- **Problem description**:
Return the entries below in full. Keep every word as it is.

- **Data**:
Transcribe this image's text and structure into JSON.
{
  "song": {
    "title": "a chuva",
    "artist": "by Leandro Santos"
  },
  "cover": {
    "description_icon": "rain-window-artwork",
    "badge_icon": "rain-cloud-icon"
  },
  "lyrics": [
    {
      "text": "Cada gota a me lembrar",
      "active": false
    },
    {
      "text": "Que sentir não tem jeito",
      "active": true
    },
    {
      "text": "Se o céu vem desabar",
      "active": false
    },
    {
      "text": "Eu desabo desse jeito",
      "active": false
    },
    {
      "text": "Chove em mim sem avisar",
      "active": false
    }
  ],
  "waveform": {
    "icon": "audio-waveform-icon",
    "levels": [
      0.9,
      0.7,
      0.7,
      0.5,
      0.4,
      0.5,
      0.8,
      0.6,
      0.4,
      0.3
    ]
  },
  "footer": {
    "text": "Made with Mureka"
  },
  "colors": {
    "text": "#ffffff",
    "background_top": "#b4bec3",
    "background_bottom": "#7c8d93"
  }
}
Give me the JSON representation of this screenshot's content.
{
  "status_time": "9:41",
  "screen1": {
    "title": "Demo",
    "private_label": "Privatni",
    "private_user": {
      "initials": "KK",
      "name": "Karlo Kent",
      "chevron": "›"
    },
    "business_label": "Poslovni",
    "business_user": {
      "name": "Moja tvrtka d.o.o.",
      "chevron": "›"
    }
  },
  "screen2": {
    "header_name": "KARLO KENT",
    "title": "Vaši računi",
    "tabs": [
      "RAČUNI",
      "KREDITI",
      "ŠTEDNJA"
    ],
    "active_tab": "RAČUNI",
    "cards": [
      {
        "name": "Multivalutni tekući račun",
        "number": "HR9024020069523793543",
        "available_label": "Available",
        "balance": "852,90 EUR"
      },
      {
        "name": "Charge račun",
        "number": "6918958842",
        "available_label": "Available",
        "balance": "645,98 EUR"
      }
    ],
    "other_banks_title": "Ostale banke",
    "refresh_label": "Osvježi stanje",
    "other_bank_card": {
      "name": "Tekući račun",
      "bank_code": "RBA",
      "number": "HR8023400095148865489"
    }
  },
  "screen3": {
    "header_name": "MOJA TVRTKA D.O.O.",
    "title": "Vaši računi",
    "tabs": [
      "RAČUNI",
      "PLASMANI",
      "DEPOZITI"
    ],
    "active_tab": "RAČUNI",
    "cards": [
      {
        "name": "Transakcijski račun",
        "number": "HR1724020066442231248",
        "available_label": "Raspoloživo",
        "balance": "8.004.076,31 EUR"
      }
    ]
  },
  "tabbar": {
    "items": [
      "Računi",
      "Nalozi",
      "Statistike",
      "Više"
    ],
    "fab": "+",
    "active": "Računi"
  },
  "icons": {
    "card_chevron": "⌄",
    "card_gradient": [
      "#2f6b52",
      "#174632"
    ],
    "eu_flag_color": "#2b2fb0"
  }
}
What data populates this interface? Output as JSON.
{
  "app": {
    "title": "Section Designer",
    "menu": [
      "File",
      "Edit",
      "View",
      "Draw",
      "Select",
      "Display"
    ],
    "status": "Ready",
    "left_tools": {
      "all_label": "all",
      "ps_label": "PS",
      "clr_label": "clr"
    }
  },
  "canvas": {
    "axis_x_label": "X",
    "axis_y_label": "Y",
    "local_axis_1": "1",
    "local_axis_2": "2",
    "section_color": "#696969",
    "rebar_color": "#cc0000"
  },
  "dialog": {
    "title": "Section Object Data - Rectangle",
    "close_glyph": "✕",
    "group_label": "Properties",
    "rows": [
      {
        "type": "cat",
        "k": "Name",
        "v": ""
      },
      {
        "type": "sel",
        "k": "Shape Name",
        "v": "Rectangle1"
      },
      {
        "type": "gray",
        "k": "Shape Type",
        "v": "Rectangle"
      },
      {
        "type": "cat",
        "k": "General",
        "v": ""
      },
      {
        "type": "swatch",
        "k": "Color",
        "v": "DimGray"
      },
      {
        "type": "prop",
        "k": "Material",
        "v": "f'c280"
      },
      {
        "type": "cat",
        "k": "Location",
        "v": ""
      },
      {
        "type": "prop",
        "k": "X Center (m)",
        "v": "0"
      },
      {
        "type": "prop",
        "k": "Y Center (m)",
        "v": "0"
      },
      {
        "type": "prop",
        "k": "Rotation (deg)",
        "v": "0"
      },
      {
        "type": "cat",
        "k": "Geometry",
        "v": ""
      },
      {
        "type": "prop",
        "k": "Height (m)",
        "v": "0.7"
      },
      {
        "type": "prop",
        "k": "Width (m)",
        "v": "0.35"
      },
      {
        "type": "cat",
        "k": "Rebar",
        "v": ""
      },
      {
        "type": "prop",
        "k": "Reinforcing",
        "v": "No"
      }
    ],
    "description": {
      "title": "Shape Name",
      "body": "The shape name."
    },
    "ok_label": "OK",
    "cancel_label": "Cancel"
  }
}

- **Exercise response**:
Transcribe this image's text and structure into JSON.
{
  "song": {
    "title": "a chuva",
    "artist": "by Leandro Santos"
  },
  "cover": {
    "description_icon": "rain-window-artwork",
    "badge_icon": "rain-cloud-icon"
  },
  "lyrics": [
    {
      "text": "Cada gota a me lembrar",
      "active": false
    },
    {
      "text": "Que sentir não tem jeito",
      "active": true
    },
    {
      "text": "Se o céu vem desabar",
      "active": false
    },
    {
      "text": "Eu desabo desse jeito",
      "active": false
    },
    {
      "text": "Chove em mim sem avisar",
      "active": false
    }
  ],
  "waveform": {
    "icon": "audio-waveform-icon",
    "levels": [
      0.9,
      0.7,
      0.7,
      0.5,
      0.4,
      0.5,
      0.8,
      0.6,
      0.4,
      0.3
    ]
  },
  "footer": {
    "text": "Made with Mureka"
  },
  "colors": {
    "text": "#ffffff",
    "background_top": "#b4bec3",
    "background_bottom": "#7c8d93"
  }
}
Give me the JSON representation of this screenshot's content.
{
  "status_time": "9:41",
  "screen1": {
    "title": "Demo",
    "private_label": "Privatni",
    "private_user": {
      "initials": "KK",
      "name": "Karlo Kent",
      "chevron": "›"
    },
    "business_label": "Poslovni",
    "business_user": {
      "name": "Moja tvrtka d.o.o.",
      "chevron": "›"
    }
  },
  "screen2": {
    "header_name": "KARLO KENT",
    "title": "Vaši računi",
    "tabs": [
      "RAČUNI",
      "KREDITI",
      "ŠTEDNJA"
    ],
    "active_tab": "RAČUNI",
    "cards": [
      {
        "name": "Multivalutni tekući račun",
        "number": "HR9024020069523793543",
        "available_label": "Available",
        "balance": "852,90 EUR"
      },
      {
        "name": "Charge račun",
        "number": "6918958842",
        "available_label": "Available",
        "balance": "645,98 EUR"
      }
    ],
    "other_banks_title": "Ostale banke",
    "refresh_label": "Osvježi stanje",
    "other_bank_card": {
      "name": "Tekući račun",
      "bank_code": "RBA",
      "number": "HR8023400095148865489"
    }
  },
  "screen3": {
    "header_name": "MOJA TVRTKA D.O.O.",
    "title": "Vaši računi",
    "tabs": [
      "RAČUNI",
      "PLASMANI",
      "DEPOZITI"
    ],
    "active_tab": "RAČUNI",
    "cards": [
      {
        "name": "Transakcijski račun",
        "number": "HR1724020066442231248",
        "available_label": "Raspoloživo",
        "balance": "8.004.076,31 EUR"
      }
    ]
  },
  "tabbar": {
    "items": [
      "Računi",
      "Nalozi",
      "Statistike",
      "Više"
    ],
    "fab": "+",
    "active": "Računi"
  },
  "icons": {
    "card_chevron": "⌄",
    "card_gradient": [
      "#2f6b52",
      "#174632"
    ],
    "eu_flag_color": "#2b2fb0"
  }
}
What data populates this interface? Output as JSON.
{
  "app": {
    "title": "Section Designer",
    "menu": [
      "File",
      "Edit",
      "View",
      "Draw",
      "Select",
      "Display"
    ],
    "status": "Ready",
    "left_tools": {
      "all_label": "all",
      "ps_label": "PS",
      "clr_label": "clr"
    }
  },
  "canvas": {
    "axis_x_label": "X",
    "axis_y_label": "Y",
    "local_axis_1": "1",
    "local_axis_2": "2",
    "section_color": "#696969",
    "rebar_color": "#cc0000"
  },
  "dialog": {
    "title": "Section Object Data - Rectangle",
    "close_glyph": "✕",
    "group_label": "Properties",
    "rows": [
      {
        "type": "cat",
        "k": "Name",
        "v": ""
      },
      {
        "type": "sel",
        "k": "Shape Name",
        "v": "Rectangle1"
      },
      {
        "type": "gray",
        "k": "Shape Type",
        "v": "Rectangle"
      },
      {
        "type": "cat",
        "k": "General",
        "v": ""
      },
      {
        "type": "swatch",
        "k": "Color",
        "v": "DimGray"
      },
      {
        "type": "prop",
        "k": "Material",
        "v": "f'c280"
      },
      {
        "type": "cat",
        "k": "Location",
        "v": ""
      },
      {
        "type": "prop",
        "k": "X Center (m)",
        "v": "0"
      },
      {
        "type": "prop",
        "k": "Y Center (m)",
        "v": "0"
      },
      {
        "type": "prop",
        "k": "Rotation (deg)",
        "v": "0"
      },
      {
        "type": "cat",
        "k": "Geometry",
        "v": ""
      },
      {
        "type": "prop",
        "k": "Height (m)",
        "v": "0.7"
      },
      {
        "type": "prop",
        "k": "Width (m)",
        "v": "0.35"
      },
      {
        "type": "cat",
        "k": "Rebar",
        "v": ""
      },
      {
        "type": "prop",
        "k": "Reinforcing",
        "v": "No"
      }
    ],
    "description": {
      "title": "Shape Name",
      "body": "The shape name."
    },
    "ok_label": "OK",
    "cancel_label": "Cancel"
  }
}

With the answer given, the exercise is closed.